By Emily Leedham
Host of Rank and File Radio – Prairies Edition
On February 8, the Saskatoon Star-Phoenix wrote a feature on Keesan Corey, a 19-year old business student and strikebreaker at the Saskatoon Coop. Hundreds of UFCW Local 1400 members have been on strike at the Saskatoon Coop for over 3 months since November 1. They’re fighting a two-tiered wage system that would see new hires earn less. Keesan is quoted as saying, “Picketing for the few days I did, I saw more and more that the union’s values didn’t align with what the company is trying to get at,” and ““It wasn’t right to me; it didn’t feel right at all.”
What the Star-Phoenix article fails to mention is that Keesan is the son of Shannan Corey, Director of Total Rewards at the Federated Cooperatives Limited. In an article for TimeWise Magazine, Corey names her son Keesan and says:
“I’m very proud to say my 18-year-old son works for Saskatoon Coop part-time, so he’s seeing the cooperative model from a different and new perspective…So that’s been a good experience for him.”
In the article, Shannon Corey also shares how much the Coop’s values mean to her:

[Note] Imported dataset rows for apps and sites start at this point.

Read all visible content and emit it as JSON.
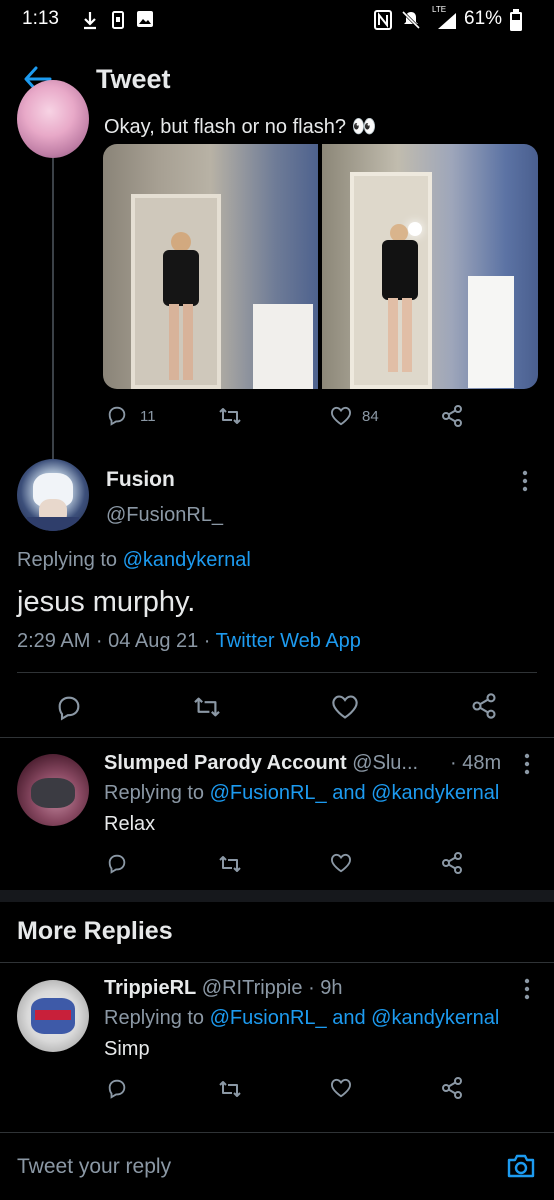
{
  "status_bar": {
    "time": "1:13",
    "battery": "61%",
    "network": "LTE"
  },
  "header": {
    "title": "Tweet"
  },
  "parent_tweet": {
    "text": "Okay, but flash or no flash? 👀",
    "stats": {
      "replies": "11",
      "likes": "84"
    }
  },
  "main_tweet": {
    "display_name": "Fusion",
    "handle": "@FusionRL_",
    "replying_prefix": "Replying to ",
    "replying_to": "@kandykernal",
    "text": "jesus murphy.",
    "time": "2:29 AM · 04 Aug 21 · ",
    "source": "Twitter Web App"
  },
  "replies": [
    {
      "display_name": "Slumped Parody Account",
      "handle": "@Slu...",
      "time": "· 48m",
      "replying_prefix": "Replying to ",
      "replying_a": "@FusionRL_",
      "replying_and": " and ",
      "replying_b": "@kandykernal",
      "text": "Relax"
    },
    {
      "display_name": "TrippieRL",
      "handle": "@RITrippie",
      "time": "· 9h",
      "replying_prefix": "Replying to ",
      "replying_a": "@FusionRL_",
      "replying_and": " and ",
      "replying_b": "@kandykernal",
      "text": "Simp"
    }
  ],
  "more_replies": {
    "title": "More Replies"
  },
  "composer": {
    "placeholder": "Tweet your reply"
  },
  "colors": {
    "accent": "#1d9bf0",
    "background": "#000000",
    "muted": "#8b98a5"
  }
}
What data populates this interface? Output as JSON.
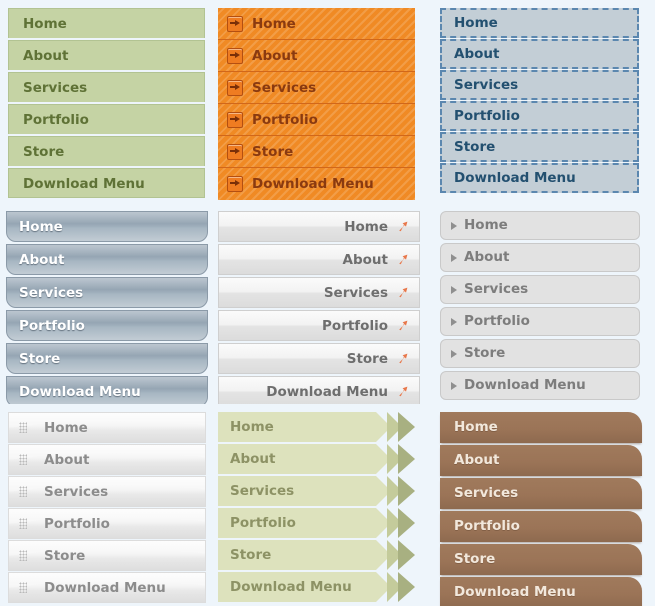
{
  "page": {
    "background_color": "#eef5fb",
    "layout": "3x3 grid of vertical navigation menu style variations"
  },
  "labels": [
    "Home",
    "About",
    "Services",
    "Portfolio",
    "Store",
    "Download Menu"
  ],
  "menus": [
    {
      "id": "sage-green-menu",
      "style_name": "sage-green",
      "colors": {
        "background": "#c5d3a4",
        "text": "#5f7236",
        "border": "#b2c392"
      },
      "icon": null,
      "align": "left",
      "items": [
        {
          "label": "Home"
        },
        {
          "label": "About"
        },
        {
          "label": "Services"
        },
        {
          "label": "Portfolio"
        },
        {
          "label": "Store"
        },
        {
          "label": "Download Menu"
        }
      ]
    },
    {
      "id": "orange-striped-menu",
      "style_name": "orange-striped",
      "colors": {
        "background": "#f08a24",
        "text": "#8a3a10",
        "border": "#d1671a"
      },
      "icon": "arrow-right-box-icon",
      "align": "left",
      "items": [
        {
          "label": "Home"
        },
        {
          "label": "About"
        },
        {
          "label": "Services"
        },
        {
          "label": "Portfolio"
        },
        {
          "label": "Store"
        },
        {
          "label": "Download Menu"
        }
      ]
    },
    {
      "id": "dashed-blue-menu",
      "style_name": "dashed-blue",
      "colors": {
        "background": "#c3ced6",
        "text": "#235070",
        "border": "#5b87af"
      },
      "icon": null,
      "align": "left",
      "items": [
        {
          "label": "Home"
        },
        {
          "label": "About"
        },
        {
          "label": "Services"
        },
        {
          "label": "Portfolio"
        },
        {
          "label": "Store"
        },
        {
          "label": "Download Menu"
        }
      ]
    },
    {
      "id": "steel-glossy-menu",
      "style_name": "steel-glossy",
      "colors": {
        "background": "#9eadbb",
        "text": "#ffffff",
        "border": "#8b9aa8"
      },
      "icon": null,
      "align": "left",
      "items": [
        {
          "label": "Home"
        },
        {
          "label": "About"
        },
        {
          "label": "Services"
        },
        {
          "label": "Portfolio"
        },
        {
          "label": "Store"
        },
        {
          "label": "Download Menu"
        }
      ]
    },
    {
      "id": "gray-right-arrow-menu",
      "style_name": "gray-right-aligned",
      "colors": {
        "background": "#f2f2f2",
        "text": "#6e6e6e",
        "border": "#cfcfcf",
        "accent": "#e8774a"
      },
      "icon": "diagonal-arrow-icon",
      "align": "right",
      "items": [
        {
          "label": "Home"
        },
        {
          "label": "About"
        },
        {
          "label": "Services"
        },
        {
          "label": "Portfolio"
        },
        {
          "label": "Store"
        },
        {
          "label": "Download Menu"
        }
      ]
    },
    {
      "id": "gray-triangle-menu",
      "style_name": "gray-rounded-triangle",
      "colors": {
        "background": "#e2e2e2",
        "text": "#7d7d7d",
        "border": "#c9c9c9"
      },
      "icon": "triangle-right-icon",
      "align": "left",
      "items": [
        {
          "label": "Home"
        },
        {
          "label": "About"
        },
        {
          "label": "Services"
        },
        {
          "label": "Portfolio"
        },
        {
          "label": "Store"
        },
        {
          "label": "Download Menu"
        }
      ]
    },
    {
      "id": "white-swoosh-menu",
      "style_name": "white-swoosh-grip",
      "colors": {
        "background": "#f7f7f7",
        "text": "#8c8c8c",
        "border": "#dcdcdc"
      },
      "icon": "grip-dots-icon",
      "align": "left",
      "items": [
        {
          "label": "Home"
        },
        {
          "label": "About"
        },
        {
          "label": "Services"
        },
        {
          "label": "Portfolio"
        },
        {
          "label": "Store"
        },
        {
          "label": "Download Menu"
        }
      ]
    },
    {
      "id": "green-chevron-menu",
      "style_name": "green-chevron",
      "colors": {
        "background": "#dde2bd",
        "text": "#8d9265",
        "chevron_mid": "#c4cb9b",
        "chevron_dark": "#a8b081"
      },
      "icon": "chevron-right-icon",
      "align": "left",
      "items": [
        {
          "label": "Home"
        },
        {
          "label": "About"
        },
        {
          "label": "Services"
        },
        {
          "label": "Portfolio"
        },
        {
          "label": "Store"
        },
        {
          "label": "Download Menu"
        }
      ]
    },
    {
      "id": "brown-rounded-menu",
      "style_name": "brown-rounded-corner",
      "colors": {
        "background": "#9b7457",
        "text": "#f2e8dc"
      },
      "icon": null,
      "align": "left",
      "items": [
        {
          "label": "Home"
        },
        {
          "label": "About"
        },
        {
          "label": "Services"
        },
        {
          "label": "Portfolio"
        },
        {
          "label": "Store"
        },
        {
          "label": "Download Menu"
        }
      ]
    }
  ]
}
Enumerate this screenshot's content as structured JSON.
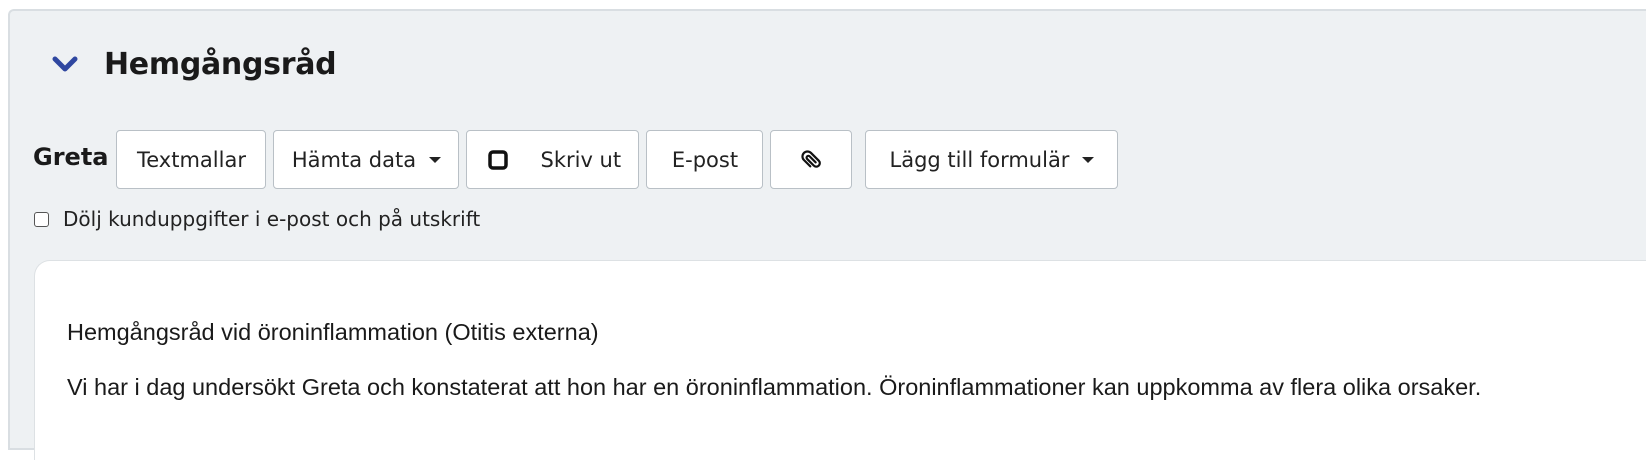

“The cooperative business model is really about giving back to the community and providing sustainability to communities,” she says. “I’m not sure that I ever really understood the depth of that until I came to FCL, and I really started to see how that resonated with people and how proud they were of that. For me it’s a huge sense of pride that I work for Federated Coop, and I’m the first to tell people that.”
The Board of Directors vs the Coop membership
Many Coop members however, feel that the Coop’s Board of Directors is betraying those values by proposing a two-tiered system and allowing the strike to continue for so long.In November, 474 people signed a petition to hold a special meeting to instigate a vote to replace the Coop Board of Directors. The petition was coordinated by Craig Thebaud, spokesperson for a group called the Saskatoon Coop members for the Fair Treatment of Workers, which currently has 786 “likes” on its Facebook page. The minimum number of signatures needed to instigate a vote is 300.
The petition was submitted in November but rejected by the Coop’s Board of Directors. Thebaud then sought an order at the Court of Queen’s Bench on January 3, 2019 to make the Coop comply with the petition, but the court ruled against it on January 14. Thebaud submitted an appeal Friday, February 8. He says Coop members are also submitting proposals to remove the board at the Coop’s Annual General Meeting, should his court appeal to call a special meeting not be granted.
“Members continue to be very upset with what the Coop’s been doing,” Thebaud told RankandFile.ca, “From looking at the Coop’s parking lots, they remain very empty so members are continuing to express their displeasure by not shopping a the Coop.”
Who is crossing the picket line?
Several Coop locations have remained open as some workers have crossed the picket line. But Thebaud believes the recent Star-Phoenix feature on Keesan Corey, a strikebreaker who happens to be the son of a Federated Cooperative Limited executive, is indicative of the Coop’s general approach to break the strike.
“It’s obviously very inappropriate or disappointing, I guess, that the Coop puts this person out front as a typical scab. I would suggest that, from my knowledge of some of the members, or some of the employees that cross the picket line at the Coop, lots of them have connections with management at FCL. It’s kind of been a longstanding tradition that managers at FCL’s children work at the Coop in part time positions while they attend school and do other things.”
UFCW 1400’s chief negotiator Rod Gillies told the Star-Phoenix that he believes approximately 165 workers have crossed the picket line. While Gillies expresses workers have the right to make their own choices in a democratic union, he emphasizes that crossing the picket line ultimately undercuts the union’s strength.
“I would remind the individuals who are working for the Coop that it’s those people outside that are walking in the 40 below temperatures that the people inside get to take advantage of,” Gillies says.
The strike continues
RankandFile.ca reached out to UFCW 1400 but a representative could not be reached for comment at the time of publication. RankandFile.ca will continue following the strike as it has done since the beginning.
UFCW 1400 members rejected the Coop’s latest offer in early January. The parties met again on Friday, February 8th, but the union says it received no progress from the employer. UFCW has since put out a public offer for Coop to engage in binding arbitration.
The union is also running a solidarity campaign for community members to send a message to the Coop Board of Directors in opposition to a two-tier wage system.
Craig Thebaud believes the Star-Phoenix’s feature on Keesan Corey is just the latest development in Coop’s “typical” behaviour during the strike.
“They’ve been putting out misinformation, they’re not following the statutes, it’s just been a series of underhanded tactics.”